## [Directions]
Only lines containing the word "insert" belong in the answer; copy each one from the records.

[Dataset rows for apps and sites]
════

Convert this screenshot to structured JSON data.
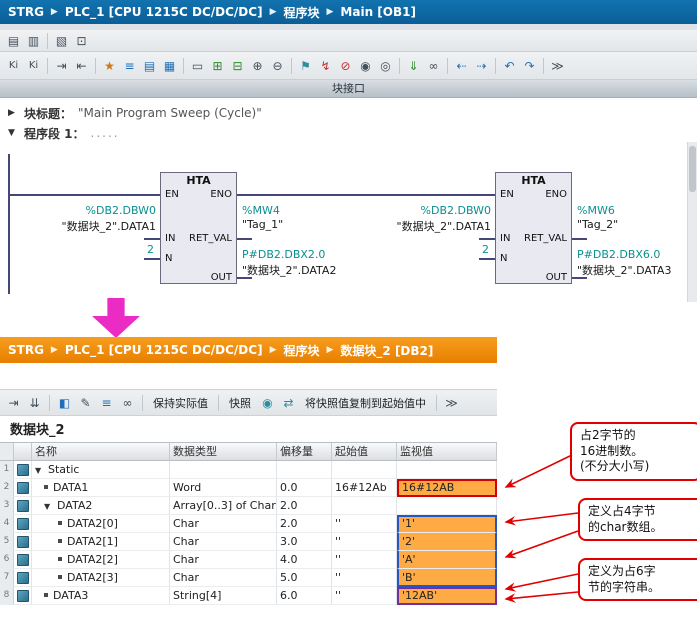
{
  "ui": {
    "crumb_sep": "▶",
    "caret_down": "▼",
    "caret_right": "▶"
  },
  "top": {
    "breadcrumb": [
      "STRG",
      "PLC_1 [CPU 1215C DC/DC/DC]",
      "程序块",
      "Main [OB1]"
    ],
    "toolbar_a": [
      {
        "name": "new-object-icon",
        "glyph": "▤"
      },
      {
        "name": "open-object-icon",
        "glyph": "▥"
      },
      {
        "name": "library-icon",
        "glyph": "▧"
      },
      {
        "name": "detail-view-icon",
        "glyph": "⊡"
      }
    ],
    "toolbar_b": [
      {
        "name": "operand-absolute-icon",
        "glyph": "Ki"
      },
      {
        "name": "operand-symbolic-icon",
        "glyph": "Ki"
      },
      {
        "name": "insert-row-icon",
        "glyph": "⇥"
      },
      {
        "name": "delete-row-icon",
        "glyph": "⇤"
      },
      {
        "name": "favorites-icon",
        "glyph": "★"
      },
      {
        "name": "network-list-icon",
        "glyph": "≡"
      },
      {
        "name": "insert-network-icon",
        "glyph": "▤"
      },
      {
        "name": "insert-empty-box-icon",
        "glyph": "▦"
      },
      {
        "name": "comment-toggle-icon",
        "glyph": "▭"
      },
      {
        "name": "open-branch-icon",
        "glyph": "⊞"
      },
      {
        "name": "close-branch-icon",
        "glyph": "⊟"
      },
      {
        "name": "insert-input-icon",
        "glyph": "⊕"
      },
      {
        "name": "remove-input-icon",
        "glyph": "⊖"
      },
      {
        "name": "jump-label-icon",
        "glyph": "⚑"
      },
      {
        "name": "clear-setpoints-icon",
        "glyph": "↯"
      },
      {
        "name": "stop-monitoring-icon",
        "glyph": "⊘"
      },
      {
        "name": "coil-icon",
        "glyph": "◉"
      },
      {
        "name": "contact-icon",
        "glyph": "◎"
      },
      {
        "name": "download-icon",
        "glyph": "⇓"
      },
      {
        "name": "monitoring-glasses-icon",
        "glyph": "∞"
      },
      {
        "name": "prev-error-icon",
        "glyph": "⇠"
      },
      {
        "name": "next-error-icon",
        "glyph": "⇢"
      },
      {
        "name": "prev-usage-icon",
        "glyph": "↶"
      },
      {
        "name": "next-usage-icon",
        "glyph": "↷"
      },
      {
        "name": "expand-all-icon",
        "glyph": "≫"
      }
    ],
    "interface_bar": "块接口",
    "block_title": {
      "label": "块标题：",
      "value": "\"Main Program Sweep (Cycle)\""
    },
    "network": {
      "label": "程序段 1：",
      "comment": "....."
    },
    "ladder": {
      "blocks": [
        {
          "title": "HTA",
          "en": "EN",
          "eno": "ENO",
          "in_pin": "IN",
          "n_pin": "N",
          "ret_pin": "RET_VAL",
          "out_pin": "OUT",
          "in_addr": "%DB2.DBW0",
          "in_name": "\"数据块_2\".DATA1",
          "n_val": "2",
          "ret_addr": "%MW4",
          "ret_name": "\"Tag_1\"",
          "out_addr": "P#DB2.DBX2.0",
          "out_name": "\"数据块_2\".DATA2"
        },
        {
          "title": "HTA",
          "en": "EN",
          "eno": "ENO",
          "in_pin": "IN",
          "n_pin": "N",
          "ret_pin": "RET_VAL",
          "out_pin": "OUT",
          "in_addr": "%DB2.DBW0",
          "in_name": "\"数据块_2\".DATA1",
          "n_val": "2",
          "ret_addr": "%MW6",
          "ret_name": "\"Tag_2\"",
          "out_addr": "P#DB2.DBX6.0",
          "out_name": "\"数据块_2\".DATA3"
        }
      ]
    }
  },
  "bottom": {
    "breadcrumb": [
      "STRG",
      "PLC_1 [CPU 1215C DC/DC/DC]",
      "程序块",
      "数据块_2 [DB2]"
    ],
    "toolbar": {
      "icons": [
        {
          "name": "insert-row-icon",
          "glyph": "⇥"
        },
        {
          "name": "add-row-icon",
          "glyph": "⇊"
        },
        {
          "name": "load-start-values-icon",
          "glyph": "◧"
        },
        {
          "name": "edit-icon",
          "glyph": "✎"
        },
        {
          "name": "list-icon",
          "glyph": "≡"
        },
        {
          "name": "monitor-all-glasses-icon",
          "glyph": "∞"
        },
        {
          "name": "snapshot-camera-icon",
          "glyph": "◉"
        },
        {
          "name": "snapshot-transfer-icon",
          "glyph": "⇄"
        },
        {
          "name": "expand-all-icon",
          "glyph": "≫"
        }
      ],
      "keep_values": "保持实际值",
      "snapshot": "快照",
      "copy_snapshot": "将快照值复制到起始值中"
    },
    "title": "数据块_2",
    "table": {
      "headers": {
        "name": "名称",
        "type": "数据类型",
        "offset": "偏移量",
        "start": "起始值",
        "monitor": "监视值"
      },
      "rows": [
        {
          "num": "1",
          "name": "Static",
          "type": "",
          "offset": "",
          "start": "",
          "monitor": ""
        },
        {
          "num": "2",
          "name": "DATA1",
          "type": "Word",
          "offset": "0.0",
          "start": "16#12Ab",
          "monitor": "16#12AB"
        },
        {
          "num": "3",
          "name": "DATA2",
          "type": "Array[0..3] of Char",
          "offset": "2.0",
          "start": "",
          "monitor": ""
        },
        {
          "num": "4",
          "name": "DATA2[0]",
          "type": "Char",
          "offset": "2.0",
          "start": "''",
          "monitor": "'1'"
        },
        {
          "num": "5",
          "name": "DATA2[1]",
          "type": "Char",
          "offset": "3.0",
          "start": "''",
          "monitor": "'2'"
        },
        {
          "num": "6",
          "name": "DATA2[2]",
          "type": "Char",
          "offset": "4.0",
          "start": "''",
          "monitor": "'A'"
        },
        {
          "num": "7",
          "name": "DATA2[3]",
          "type": "Char",
          "offset": "5.0",
          "start": "''",
          "monitor": "'B'"
        },
        {
          "num": "8",
          "name": "DATA3",
          "type": "String[4]",
          "offset": "6.0",
          "start": "''",
          "monitor": "'12AB'"
        }
      ]
    },
    "callouts": [
      {
        "text": "占2字节的\n16进制数。\n(不分大小写)"
      },
      {
        "text": "定义占4字节\n的char数组。"
      },
      {
        "text": "定义为占6字\n节的字符串。"
      }
    ]
  },
  "colors": {
    "highlight_orange": "#ffab45",
    "border_red": "#d40000",
    "border_blue": "#2456c8",
    "border_purple": "#7030a0",
    "arrow_magenta": "#ea2cc5"
  }
}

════

## [Output for this task]
        "name": "insert-row-icon",
        "name": "insert-network-icon",
        "name": "insert-empty-box-icon",
        "name": "insert-input-icon",
          "name": "insert-row-icon",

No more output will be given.